Start at the top line and retype the data exactly through to the end.
··· Supplied information ···
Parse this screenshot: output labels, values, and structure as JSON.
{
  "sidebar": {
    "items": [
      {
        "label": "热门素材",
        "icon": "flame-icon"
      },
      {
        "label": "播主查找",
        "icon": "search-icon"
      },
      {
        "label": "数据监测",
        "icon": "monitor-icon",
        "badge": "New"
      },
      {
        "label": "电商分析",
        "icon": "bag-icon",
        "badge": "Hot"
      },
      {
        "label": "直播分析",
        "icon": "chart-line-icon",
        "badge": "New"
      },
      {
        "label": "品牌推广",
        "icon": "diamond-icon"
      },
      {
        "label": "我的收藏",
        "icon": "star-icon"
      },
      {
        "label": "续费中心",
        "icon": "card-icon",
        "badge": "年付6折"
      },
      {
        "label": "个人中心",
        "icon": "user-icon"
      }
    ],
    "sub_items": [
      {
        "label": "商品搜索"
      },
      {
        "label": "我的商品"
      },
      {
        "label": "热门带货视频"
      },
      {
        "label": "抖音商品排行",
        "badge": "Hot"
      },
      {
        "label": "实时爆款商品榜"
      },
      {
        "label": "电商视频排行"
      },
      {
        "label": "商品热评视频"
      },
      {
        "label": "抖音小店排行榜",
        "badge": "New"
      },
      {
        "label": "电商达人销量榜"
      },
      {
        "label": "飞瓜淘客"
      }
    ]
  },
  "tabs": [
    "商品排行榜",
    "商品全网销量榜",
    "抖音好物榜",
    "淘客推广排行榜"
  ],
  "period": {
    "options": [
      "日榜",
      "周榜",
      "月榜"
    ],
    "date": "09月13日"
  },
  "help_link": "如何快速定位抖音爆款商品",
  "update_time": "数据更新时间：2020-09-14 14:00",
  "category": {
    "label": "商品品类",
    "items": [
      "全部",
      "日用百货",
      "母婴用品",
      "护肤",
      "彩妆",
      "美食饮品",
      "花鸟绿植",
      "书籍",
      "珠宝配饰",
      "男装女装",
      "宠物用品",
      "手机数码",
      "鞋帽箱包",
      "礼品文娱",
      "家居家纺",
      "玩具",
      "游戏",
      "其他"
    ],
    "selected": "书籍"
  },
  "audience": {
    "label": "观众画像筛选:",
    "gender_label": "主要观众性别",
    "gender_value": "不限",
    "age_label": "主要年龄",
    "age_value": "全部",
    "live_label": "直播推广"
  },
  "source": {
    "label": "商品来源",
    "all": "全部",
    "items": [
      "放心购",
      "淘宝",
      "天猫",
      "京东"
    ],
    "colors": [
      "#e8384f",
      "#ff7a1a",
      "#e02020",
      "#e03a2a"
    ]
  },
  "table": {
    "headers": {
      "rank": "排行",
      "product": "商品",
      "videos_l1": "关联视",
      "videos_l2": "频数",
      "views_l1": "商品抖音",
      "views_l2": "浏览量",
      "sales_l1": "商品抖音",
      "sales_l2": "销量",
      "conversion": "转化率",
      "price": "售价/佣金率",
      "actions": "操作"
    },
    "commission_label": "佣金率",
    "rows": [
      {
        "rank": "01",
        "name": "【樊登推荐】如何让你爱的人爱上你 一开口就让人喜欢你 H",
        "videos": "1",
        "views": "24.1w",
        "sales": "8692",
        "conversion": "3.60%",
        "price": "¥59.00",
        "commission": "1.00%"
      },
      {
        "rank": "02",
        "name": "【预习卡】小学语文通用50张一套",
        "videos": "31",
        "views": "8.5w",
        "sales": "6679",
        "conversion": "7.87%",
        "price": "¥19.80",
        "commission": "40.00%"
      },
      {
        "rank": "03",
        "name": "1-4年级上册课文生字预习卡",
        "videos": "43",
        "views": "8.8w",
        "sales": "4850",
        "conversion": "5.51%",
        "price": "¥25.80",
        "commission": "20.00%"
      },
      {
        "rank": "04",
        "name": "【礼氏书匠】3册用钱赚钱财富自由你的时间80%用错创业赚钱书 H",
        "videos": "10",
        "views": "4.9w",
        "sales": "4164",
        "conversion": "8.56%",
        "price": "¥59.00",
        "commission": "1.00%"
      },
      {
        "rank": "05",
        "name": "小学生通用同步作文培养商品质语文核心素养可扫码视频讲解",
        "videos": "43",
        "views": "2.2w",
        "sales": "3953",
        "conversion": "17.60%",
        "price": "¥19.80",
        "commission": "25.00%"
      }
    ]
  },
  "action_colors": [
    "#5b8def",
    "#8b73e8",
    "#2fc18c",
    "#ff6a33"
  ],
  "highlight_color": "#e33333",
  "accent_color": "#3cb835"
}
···
**Solution**
Parse this screenshot: output labels, values, and structure as JSON.
{
  "sidebar": {
    "items": [
      {
        "label": "热门素材",
        "icon": "flame-icon"
      },
      {
        "label": "播主查找",
        "icon": "search-icon"
      },
      {
        "label": "数据监测",
        "icon": "monitor-icon",
        "badge": "New"
      },
      {
        "label": "电商分析",
        "icon": "bag-icon",
        "badge": "Hot"
      },
      {
        "label": "直播分析",
        "icon": "chart-line-icon",
        "badge": "New"
      },
      {
        "label": "品牌推广",
        "icon": "diamond-icon"
      },
      {
        "label": "我的收藏",
        "icon": "star-icon"
      },
      {
        "label": "续费中心",
        "icon": "card-icon",
        "badge": "年付6折"
      },
      {
        "label": "个人中心",
        "icon": "user-icon"
      }
    ],
    "sub_items": [
      {
        "label": "商品搜索"
      },
      {
        "label": "我的商品"
      },
      {
        "label": "热门带货视频"
      },
      {
        "label": "抖音商品排行",
        "badge": "Hot"
      },
      {
        "label": "实时爆款商品榜"
      },
      {
        "label": "电商视频排行"
      },
      {
        "label": "商品热评视频"
      },
      {
        "label": "抖音小店排行榜",
        "badge": "New"
      },
      {
        "label": "电商达人销量榜"
      },
      {
        "label": "飞瓜淘客"
      }
    ]
  },
  "tabs": [
    "商品排行榜",
    "商品全网销量榜",
    "抖音好物榜",
    "淘客推广排行榜"
  ],
  "period": {
    "options": [
      "日榜",
      "周榜",
      "月榜"
    ],
    "date": "09月13日"
  },
  "help_link": "如何快速定位抖音爆款商品",
  "update_time": "数据更新时间：2020-09-14 14:00",
  "category": {
    "label": "商品品类",
    "items": [
      "全部",
      "日用百货",
      "母婴用品",
      "护肤",
      "彩妆",
      "美食饮品",
      "花鸟绿植",
      "书籍",
      "珠宝配饰",
      "男装女装",
      "宠物用品",
      "手机数码",
      "鞋帽箱包",
      "礼品文娱",
      "家居家纺",
      "玩具",
      "游戏",
      "其他"
    ],
    "selected": "书籍"
  },
  "audience": {
    "label": "观众画像筛选:",
    "gender_label": "主要观众性别",
    "gender_value": "不限",
    "age_label": "主要年龄",
    "age_value": "全部",
    "live_label": "直播推广"
  },
  "source": {
    "label": "商品来源",
    "all": "全部",
    "items": [
      "放心购",
      "淘宝",
      "天猫",
      "京东"
    ],
    "colors": [
      "#e8384f",
      "#ff7a1a",
      "#e02020",
      "#e03a2a"
    ]
  },
  "table": {
    "headers": {
      "rank": "排行",
      "product": "商品",
      "videos_l1": "关联视",
      "videos_l2": "频数",
      "views_l1": "商品抖音",
      "views_l2": "浏览量",
      "sales_l1": "商品抖音",
      "sales_l2": "销量",
      "conversion": "转化率",
      "price": "售价/佣金率",
      "actions": "操作"
    },
    "commission_label": "佣金率",
    "rows": [
      {
        "rank": "01",
        "name": "【樊登推荐】如何让你爱的人爱上你 一开口就让人喜欢你 H",
        "videos": "1",
        "views": "24.1w",
        "sales": "8692",
        "conversion": "3.60%",
        "price": "¥59.00",
        "commission": "1.00%"
      },
      {
        "rank": "02",
        "name": "【预习卡】小学语文通用50张一套",
        "videos": "31",
        "views": "8.5w",
        "sales": "6679",
        "conversion": "7.87%",
        "price": "¥19.80",
        "commission": "40.00%"
      },
      {
        "rank": "03",
        "name": "1-4年级上册课文生字预习卡",
        "videos": "43",
        "views": "8.8w",
        "sales": "4850",
        "conversion": "5.51%",
        "price": "¥25.80",
        "commission": "20.00%"
      },
      {
        "rank": "04",
        "name": "【礼氏书匠】3册用钱赚钱财富自由你的时间80%用错创业赚钱书 H",
        "videos": "10",
        "views": "4.9w",
        "sales": "4164",
        "conversion": "8.56%",
        "price": "¥59.00",
        "commission": "1.00%"
      },
      {
        "rank": "05",
        "name": "小学生通用同步作文培养商品质语文核心素养可扫码视频讲解",
        "videos": "43",
        "views": "2.2w",
        "sales": "3953",
        "conversion": "17.60%",
        "price": "¥19.80",
        "commission": "25.00%"
      }
    ]
  },
  "action_colors": [
    "#5b8def",
    "#8b73e8",
    "#2fc18c",
    "#ff6a33"
  ],
  "highlight_color": "#e33333",
  "accent_color": "#3cb835"
}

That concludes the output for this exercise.